TASK TO CARRY OUT -> Lines below containing the word "JSON" should be copied out.

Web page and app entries
<<<<

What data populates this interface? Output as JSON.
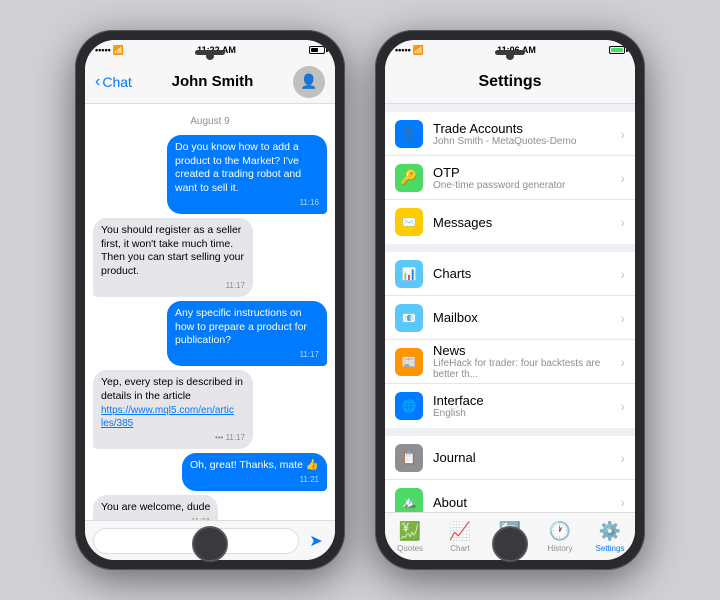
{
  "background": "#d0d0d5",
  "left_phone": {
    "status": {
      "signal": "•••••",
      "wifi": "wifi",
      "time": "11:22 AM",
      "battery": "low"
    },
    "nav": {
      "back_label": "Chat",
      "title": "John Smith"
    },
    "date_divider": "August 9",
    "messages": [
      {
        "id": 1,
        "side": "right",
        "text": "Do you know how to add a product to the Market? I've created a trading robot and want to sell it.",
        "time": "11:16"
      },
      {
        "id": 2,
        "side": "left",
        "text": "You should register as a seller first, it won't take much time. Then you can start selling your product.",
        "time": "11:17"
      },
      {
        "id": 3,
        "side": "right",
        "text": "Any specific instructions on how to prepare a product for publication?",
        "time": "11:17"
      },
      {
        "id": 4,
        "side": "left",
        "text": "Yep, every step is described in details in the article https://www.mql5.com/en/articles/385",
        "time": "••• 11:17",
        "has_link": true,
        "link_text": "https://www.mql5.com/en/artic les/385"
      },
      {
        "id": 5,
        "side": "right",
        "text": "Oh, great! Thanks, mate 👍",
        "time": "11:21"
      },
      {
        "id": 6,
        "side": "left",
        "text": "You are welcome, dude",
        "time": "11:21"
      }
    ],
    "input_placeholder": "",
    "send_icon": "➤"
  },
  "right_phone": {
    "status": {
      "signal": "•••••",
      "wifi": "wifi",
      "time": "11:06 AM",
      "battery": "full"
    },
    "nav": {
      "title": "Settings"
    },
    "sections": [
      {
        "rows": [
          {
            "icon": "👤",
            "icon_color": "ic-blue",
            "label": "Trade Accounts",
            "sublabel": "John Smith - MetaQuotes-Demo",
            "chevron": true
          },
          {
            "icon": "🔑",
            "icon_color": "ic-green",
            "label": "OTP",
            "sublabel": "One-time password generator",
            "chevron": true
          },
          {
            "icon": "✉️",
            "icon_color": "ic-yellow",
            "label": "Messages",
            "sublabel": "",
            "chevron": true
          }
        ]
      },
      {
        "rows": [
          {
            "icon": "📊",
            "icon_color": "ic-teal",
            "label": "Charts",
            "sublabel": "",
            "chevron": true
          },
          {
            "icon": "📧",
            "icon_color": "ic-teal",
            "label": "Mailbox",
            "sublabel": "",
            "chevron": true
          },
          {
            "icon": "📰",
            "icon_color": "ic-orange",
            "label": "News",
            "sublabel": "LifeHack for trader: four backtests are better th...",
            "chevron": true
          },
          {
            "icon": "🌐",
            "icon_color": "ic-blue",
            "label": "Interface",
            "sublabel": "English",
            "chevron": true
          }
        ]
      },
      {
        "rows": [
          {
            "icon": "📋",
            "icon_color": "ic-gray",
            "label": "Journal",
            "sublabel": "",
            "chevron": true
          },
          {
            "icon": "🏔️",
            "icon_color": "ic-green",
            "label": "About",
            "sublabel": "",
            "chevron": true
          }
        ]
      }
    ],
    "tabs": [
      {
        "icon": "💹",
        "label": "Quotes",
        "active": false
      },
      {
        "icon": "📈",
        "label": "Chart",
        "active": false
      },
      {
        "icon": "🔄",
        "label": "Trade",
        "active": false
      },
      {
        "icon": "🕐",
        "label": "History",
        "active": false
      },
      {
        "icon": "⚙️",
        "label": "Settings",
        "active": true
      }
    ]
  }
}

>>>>
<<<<

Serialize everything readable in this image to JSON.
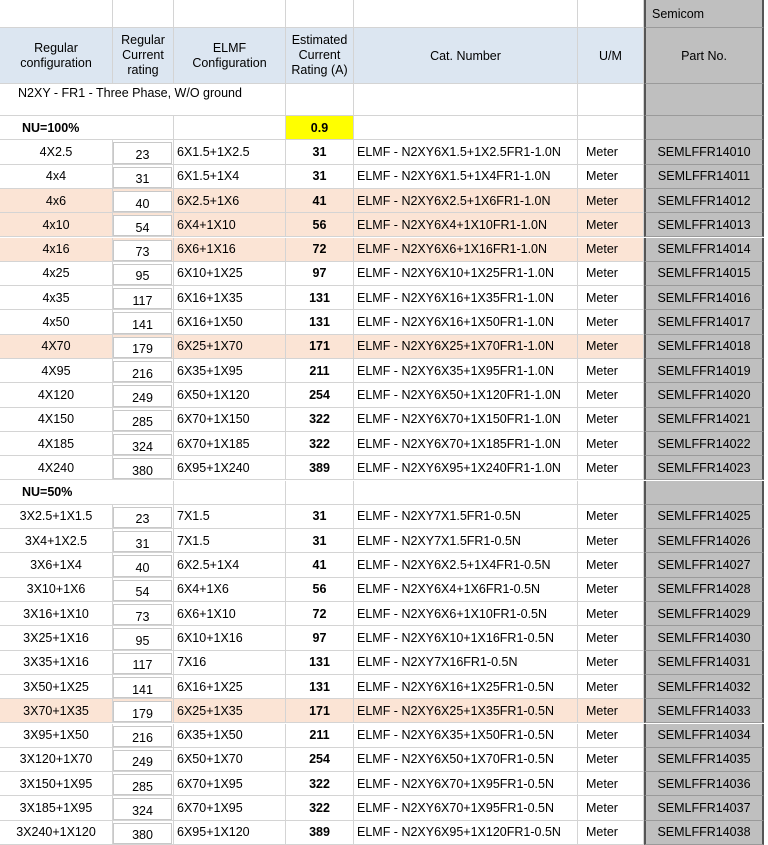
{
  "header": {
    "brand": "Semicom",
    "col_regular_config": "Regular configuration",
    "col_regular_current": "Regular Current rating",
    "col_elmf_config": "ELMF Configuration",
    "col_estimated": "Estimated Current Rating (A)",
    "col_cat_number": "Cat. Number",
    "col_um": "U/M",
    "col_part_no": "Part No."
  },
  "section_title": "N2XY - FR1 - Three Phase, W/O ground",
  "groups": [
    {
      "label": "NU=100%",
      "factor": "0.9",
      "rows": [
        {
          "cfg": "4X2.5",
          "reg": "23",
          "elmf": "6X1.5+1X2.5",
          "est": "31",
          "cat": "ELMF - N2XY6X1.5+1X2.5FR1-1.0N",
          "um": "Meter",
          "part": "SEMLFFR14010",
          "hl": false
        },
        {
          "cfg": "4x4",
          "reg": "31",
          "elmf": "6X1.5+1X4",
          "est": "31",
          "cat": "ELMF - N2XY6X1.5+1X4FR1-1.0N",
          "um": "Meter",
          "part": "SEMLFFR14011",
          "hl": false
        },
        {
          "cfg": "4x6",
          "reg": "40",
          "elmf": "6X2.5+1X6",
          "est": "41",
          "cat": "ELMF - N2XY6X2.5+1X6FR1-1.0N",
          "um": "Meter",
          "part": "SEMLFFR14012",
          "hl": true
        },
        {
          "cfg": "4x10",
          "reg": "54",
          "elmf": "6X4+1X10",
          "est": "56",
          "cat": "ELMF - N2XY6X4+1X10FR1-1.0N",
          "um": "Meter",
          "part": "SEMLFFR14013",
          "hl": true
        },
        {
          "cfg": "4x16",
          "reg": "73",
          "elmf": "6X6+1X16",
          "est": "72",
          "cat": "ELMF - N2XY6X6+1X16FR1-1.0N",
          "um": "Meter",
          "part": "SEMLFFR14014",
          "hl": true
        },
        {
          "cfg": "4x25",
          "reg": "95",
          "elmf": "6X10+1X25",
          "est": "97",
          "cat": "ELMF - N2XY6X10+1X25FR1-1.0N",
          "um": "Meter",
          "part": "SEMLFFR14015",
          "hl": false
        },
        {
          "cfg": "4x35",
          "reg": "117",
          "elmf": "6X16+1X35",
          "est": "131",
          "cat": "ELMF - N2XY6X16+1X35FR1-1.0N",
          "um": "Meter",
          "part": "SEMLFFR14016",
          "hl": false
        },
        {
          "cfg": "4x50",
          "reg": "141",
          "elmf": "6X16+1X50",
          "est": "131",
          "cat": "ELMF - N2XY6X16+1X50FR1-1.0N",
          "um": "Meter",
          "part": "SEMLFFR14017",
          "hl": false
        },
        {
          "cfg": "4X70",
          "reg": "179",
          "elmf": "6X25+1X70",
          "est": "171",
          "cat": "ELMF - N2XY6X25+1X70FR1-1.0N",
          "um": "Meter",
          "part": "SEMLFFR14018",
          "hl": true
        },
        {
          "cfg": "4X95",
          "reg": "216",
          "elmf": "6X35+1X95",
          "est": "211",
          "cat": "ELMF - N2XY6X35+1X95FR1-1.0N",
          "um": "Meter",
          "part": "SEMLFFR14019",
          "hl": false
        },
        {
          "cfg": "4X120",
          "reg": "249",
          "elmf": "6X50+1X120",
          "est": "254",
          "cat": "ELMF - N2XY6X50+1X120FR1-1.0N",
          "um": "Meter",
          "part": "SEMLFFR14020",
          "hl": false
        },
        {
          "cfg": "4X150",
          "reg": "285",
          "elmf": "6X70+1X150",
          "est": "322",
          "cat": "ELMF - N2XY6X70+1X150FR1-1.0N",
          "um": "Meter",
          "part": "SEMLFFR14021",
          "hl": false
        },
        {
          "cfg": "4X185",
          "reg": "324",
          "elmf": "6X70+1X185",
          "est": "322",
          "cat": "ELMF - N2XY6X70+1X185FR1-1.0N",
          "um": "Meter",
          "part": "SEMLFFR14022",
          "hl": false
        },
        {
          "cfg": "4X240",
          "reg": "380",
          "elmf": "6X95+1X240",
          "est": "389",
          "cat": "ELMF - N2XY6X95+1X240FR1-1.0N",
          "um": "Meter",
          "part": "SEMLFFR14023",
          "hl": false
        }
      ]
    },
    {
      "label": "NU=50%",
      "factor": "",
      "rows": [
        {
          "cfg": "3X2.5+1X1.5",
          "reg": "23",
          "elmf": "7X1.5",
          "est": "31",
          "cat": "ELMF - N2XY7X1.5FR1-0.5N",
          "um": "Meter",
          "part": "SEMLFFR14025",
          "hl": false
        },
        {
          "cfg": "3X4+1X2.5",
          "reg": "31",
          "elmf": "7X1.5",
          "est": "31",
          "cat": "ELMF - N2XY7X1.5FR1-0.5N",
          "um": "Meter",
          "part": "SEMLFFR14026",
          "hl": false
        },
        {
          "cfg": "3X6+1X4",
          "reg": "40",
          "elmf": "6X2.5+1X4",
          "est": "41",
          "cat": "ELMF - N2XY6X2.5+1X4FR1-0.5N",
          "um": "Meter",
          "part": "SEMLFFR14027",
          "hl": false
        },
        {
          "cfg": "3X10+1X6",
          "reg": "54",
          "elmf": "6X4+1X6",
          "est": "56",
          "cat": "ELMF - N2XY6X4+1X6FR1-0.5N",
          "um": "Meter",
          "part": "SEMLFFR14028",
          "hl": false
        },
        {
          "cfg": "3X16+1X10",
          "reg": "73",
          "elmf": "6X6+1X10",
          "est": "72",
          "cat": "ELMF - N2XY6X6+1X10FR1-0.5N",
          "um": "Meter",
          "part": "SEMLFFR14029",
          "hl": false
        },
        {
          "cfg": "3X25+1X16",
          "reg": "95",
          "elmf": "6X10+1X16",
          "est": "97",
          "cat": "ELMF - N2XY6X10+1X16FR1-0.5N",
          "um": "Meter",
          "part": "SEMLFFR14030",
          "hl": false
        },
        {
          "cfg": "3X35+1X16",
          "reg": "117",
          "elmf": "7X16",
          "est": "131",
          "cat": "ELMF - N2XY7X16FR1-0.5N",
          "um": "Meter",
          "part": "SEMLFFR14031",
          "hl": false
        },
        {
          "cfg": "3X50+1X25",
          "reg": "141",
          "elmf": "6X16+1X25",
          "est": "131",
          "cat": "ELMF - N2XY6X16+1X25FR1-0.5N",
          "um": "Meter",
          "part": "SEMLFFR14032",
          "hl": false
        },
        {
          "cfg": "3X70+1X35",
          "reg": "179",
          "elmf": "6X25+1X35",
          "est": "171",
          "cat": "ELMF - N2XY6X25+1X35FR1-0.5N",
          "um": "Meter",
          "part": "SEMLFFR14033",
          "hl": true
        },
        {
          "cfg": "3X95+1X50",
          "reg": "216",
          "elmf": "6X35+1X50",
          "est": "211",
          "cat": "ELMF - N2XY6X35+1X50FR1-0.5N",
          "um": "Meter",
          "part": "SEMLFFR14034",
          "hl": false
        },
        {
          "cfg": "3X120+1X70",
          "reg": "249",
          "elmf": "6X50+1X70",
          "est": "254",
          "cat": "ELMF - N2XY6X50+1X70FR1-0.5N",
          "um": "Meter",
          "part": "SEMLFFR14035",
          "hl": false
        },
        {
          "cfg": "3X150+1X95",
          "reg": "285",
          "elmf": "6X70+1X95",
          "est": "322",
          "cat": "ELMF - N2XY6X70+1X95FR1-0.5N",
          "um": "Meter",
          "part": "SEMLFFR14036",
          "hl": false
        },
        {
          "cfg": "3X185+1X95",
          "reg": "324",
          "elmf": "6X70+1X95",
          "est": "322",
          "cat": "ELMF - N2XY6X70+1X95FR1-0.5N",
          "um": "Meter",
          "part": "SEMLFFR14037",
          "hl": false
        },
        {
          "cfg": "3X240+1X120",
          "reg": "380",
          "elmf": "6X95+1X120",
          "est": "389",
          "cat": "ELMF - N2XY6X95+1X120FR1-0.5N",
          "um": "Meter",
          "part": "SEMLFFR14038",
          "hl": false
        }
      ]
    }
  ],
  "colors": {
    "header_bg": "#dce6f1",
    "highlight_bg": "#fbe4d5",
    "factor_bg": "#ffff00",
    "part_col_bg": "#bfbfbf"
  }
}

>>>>
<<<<

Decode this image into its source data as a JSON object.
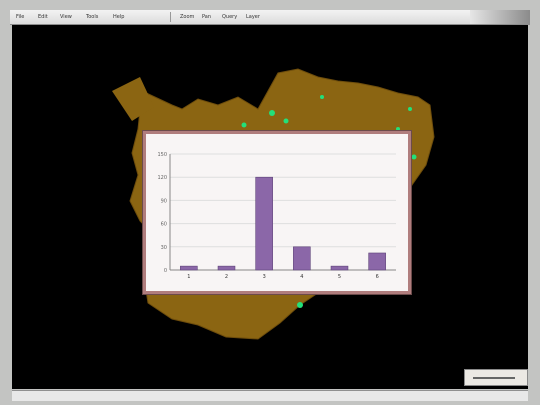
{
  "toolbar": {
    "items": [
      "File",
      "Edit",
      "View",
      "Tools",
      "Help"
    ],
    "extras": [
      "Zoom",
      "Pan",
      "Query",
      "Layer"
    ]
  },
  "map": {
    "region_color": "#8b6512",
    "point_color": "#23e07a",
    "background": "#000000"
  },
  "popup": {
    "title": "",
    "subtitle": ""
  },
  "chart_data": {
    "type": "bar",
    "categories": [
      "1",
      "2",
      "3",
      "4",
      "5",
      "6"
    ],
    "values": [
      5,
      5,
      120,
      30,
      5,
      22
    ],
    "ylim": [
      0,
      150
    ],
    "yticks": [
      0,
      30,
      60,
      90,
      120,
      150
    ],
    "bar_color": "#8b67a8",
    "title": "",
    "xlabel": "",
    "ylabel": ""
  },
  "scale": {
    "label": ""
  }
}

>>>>

ANSWER TO THE EXERCISE ->
What data populates this interface? Output as JSON.
Serialize everything readable in this image to JSON.
Decode this image into its source data as a JSON object.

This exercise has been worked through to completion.